By this point, there’s no real question that comics can be used to convey complex, mature stories. Regardless of how the form originated, writers and artists are now comfortable using it to express, well, just about anything. Thoughtful, exhaustively researched histories of Jack The Ripper? Playful fantasy adventures with Disney-inspired art? Spandex and violence fetishization? All are welcome. So there’s nothing wrong with Eddie Campbell and Daren White’s new graphic novel, The Playwright (Top Shelf), at least not conceptually. Odd as it may sound to an outsider, a slowly paced character study of a middle-aged bachelor isn’t really a new idea for the medium. That’s sort of a problem. Campbell’s art is as consistently evocative as ever, and White’s steady, rhythmic narration is effective enough in the moment, but as the panels progress, it becomes increasingly difficult to determine just what makes this story that much different from any of dozens of others. The main character is sexually repressed, nervous, creatively fecund, and desperately lonely. He remembers some things about his past, he tries to find new relationships, and he writes. It’s never actively unpleasant, but while the protagonist is undeniably well-observed, not enough is made of his writing to make that single, distinctive aspect of his story stand out. Without any real element to distinguish it, The Playwright blurs together as a passable, thoughtful, but weirdly unnecessary piece of work. The book design and page layout (four panels to a page) are aesthetically pleasing, and the work itself falls along those same lines: appropriate, gentile, and disappointingly generic… B

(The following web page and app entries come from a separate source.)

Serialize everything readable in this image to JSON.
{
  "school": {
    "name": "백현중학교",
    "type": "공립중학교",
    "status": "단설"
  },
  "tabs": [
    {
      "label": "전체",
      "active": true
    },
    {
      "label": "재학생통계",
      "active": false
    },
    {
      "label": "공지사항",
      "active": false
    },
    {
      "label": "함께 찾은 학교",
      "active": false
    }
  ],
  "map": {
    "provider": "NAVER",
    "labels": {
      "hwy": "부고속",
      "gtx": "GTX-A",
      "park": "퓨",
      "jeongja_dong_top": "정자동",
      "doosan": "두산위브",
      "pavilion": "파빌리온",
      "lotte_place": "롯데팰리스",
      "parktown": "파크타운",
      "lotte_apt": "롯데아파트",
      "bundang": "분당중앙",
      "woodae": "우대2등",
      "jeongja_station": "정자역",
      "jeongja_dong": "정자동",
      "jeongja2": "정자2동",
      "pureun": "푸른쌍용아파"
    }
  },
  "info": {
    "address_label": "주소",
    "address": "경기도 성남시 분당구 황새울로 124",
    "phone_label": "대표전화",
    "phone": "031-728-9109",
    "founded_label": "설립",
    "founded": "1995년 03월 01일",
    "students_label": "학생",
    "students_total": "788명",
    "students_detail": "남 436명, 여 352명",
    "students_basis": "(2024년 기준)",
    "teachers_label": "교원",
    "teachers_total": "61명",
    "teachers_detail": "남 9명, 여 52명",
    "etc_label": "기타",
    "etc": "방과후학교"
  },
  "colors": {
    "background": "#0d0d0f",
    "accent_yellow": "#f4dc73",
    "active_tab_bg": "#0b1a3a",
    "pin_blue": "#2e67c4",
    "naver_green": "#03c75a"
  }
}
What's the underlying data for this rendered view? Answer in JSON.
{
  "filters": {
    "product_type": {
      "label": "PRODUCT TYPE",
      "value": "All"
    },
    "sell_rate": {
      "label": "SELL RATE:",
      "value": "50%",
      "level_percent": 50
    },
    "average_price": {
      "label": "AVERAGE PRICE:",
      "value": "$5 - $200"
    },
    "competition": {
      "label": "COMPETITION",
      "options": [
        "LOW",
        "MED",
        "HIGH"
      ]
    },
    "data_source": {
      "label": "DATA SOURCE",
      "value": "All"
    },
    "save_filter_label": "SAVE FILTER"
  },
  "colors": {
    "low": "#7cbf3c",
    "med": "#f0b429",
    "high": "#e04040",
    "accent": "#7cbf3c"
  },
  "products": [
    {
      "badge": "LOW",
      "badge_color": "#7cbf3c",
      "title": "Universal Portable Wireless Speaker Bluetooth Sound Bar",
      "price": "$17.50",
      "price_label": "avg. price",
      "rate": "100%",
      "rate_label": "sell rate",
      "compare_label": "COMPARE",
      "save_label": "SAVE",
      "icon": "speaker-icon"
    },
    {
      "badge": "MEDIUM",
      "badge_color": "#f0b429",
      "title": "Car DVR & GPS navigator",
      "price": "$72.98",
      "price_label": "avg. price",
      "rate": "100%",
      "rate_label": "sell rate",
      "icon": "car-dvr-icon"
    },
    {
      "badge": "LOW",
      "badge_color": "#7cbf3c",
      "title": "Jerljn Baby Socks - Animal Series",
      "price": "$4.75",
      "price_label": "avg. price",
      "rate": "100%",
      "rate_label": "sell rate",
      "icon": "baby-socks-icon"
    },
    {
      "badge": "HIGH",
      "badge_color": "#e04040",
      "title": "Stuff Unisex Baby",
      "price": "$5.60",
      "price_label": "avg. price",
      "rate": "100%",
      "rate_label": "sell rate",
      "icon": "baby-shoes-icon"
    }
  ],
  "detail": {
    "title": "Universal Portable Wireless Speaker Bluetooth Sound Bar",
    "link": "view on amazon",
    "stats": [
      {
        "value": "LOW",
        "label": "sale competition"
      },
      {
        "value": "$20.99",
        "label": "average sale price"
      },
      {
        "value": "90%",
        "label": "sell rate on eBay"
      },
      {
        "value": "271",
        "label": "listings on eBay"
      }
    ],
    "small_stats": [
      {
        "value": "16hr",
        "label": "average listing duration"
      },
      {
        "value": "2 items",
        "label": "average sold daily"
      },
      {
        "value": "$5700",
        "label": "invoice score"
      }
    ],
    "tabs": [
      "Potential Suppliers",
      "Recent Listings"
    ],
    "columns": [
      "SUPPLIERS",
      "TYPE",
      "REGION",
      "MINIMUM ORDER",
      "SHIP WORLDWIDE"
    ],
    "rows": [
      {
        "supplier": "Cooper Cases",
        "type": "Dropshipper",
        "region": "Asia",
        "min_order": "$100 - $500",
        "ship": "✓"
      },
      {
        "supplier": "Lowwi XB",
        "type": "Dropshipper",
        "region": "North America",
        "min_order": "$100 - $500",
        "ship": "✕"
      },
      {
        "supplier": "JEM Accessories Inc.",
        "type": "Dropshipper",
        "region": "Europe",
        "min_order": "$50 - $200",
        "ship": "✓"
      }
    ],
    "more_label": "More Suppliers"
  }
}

Like a curiously long-lived combination of Andrew Weil and Richard Alpert from the Harvard psychedelic drug trials, Mr. Natural is equal parts wellness huckster and sexed-up warts-and-all guru. With pretty much zero character development since his introduction inYarrowstalks in 1967, readers could probably dive in wherever they wanted, but Fantagraphics’ hardcover edition of The Book Of Mr. Natural feels like the perfect introduction to R. Crumb’s most enduring creation—and to the sexual peccadilloes that occasionally get both character and creator in hot water. Most of the stories here pit neurotic foil Flakey Foont against the wily sage, but the collection works best when it strays from their endlessly looping arguments about the meaning of life and zeroes in on Fred Natural himself, as in “Mr. Natural Meets The Kid,” where a blandly creepy boy in a suit interrupts the Natch’s desert wanderings, or in “Mr. Natural’s 719th Meditation,” with its Zax-like display of stubborn immobility. A text-heavy origin story disperses some of the haze surrounding the old lech’s days in the Near East, but the 40-page Devil Girl arc from Hup is the real draw here. It’s fascinating stuff, and should be mandatory reading for anyone who squirmed through Terry Zwigoff’s excellent Crumb documentary—or for anyone looking to get their danders up at Crumb’s allegedly misogynistic tendencies. A-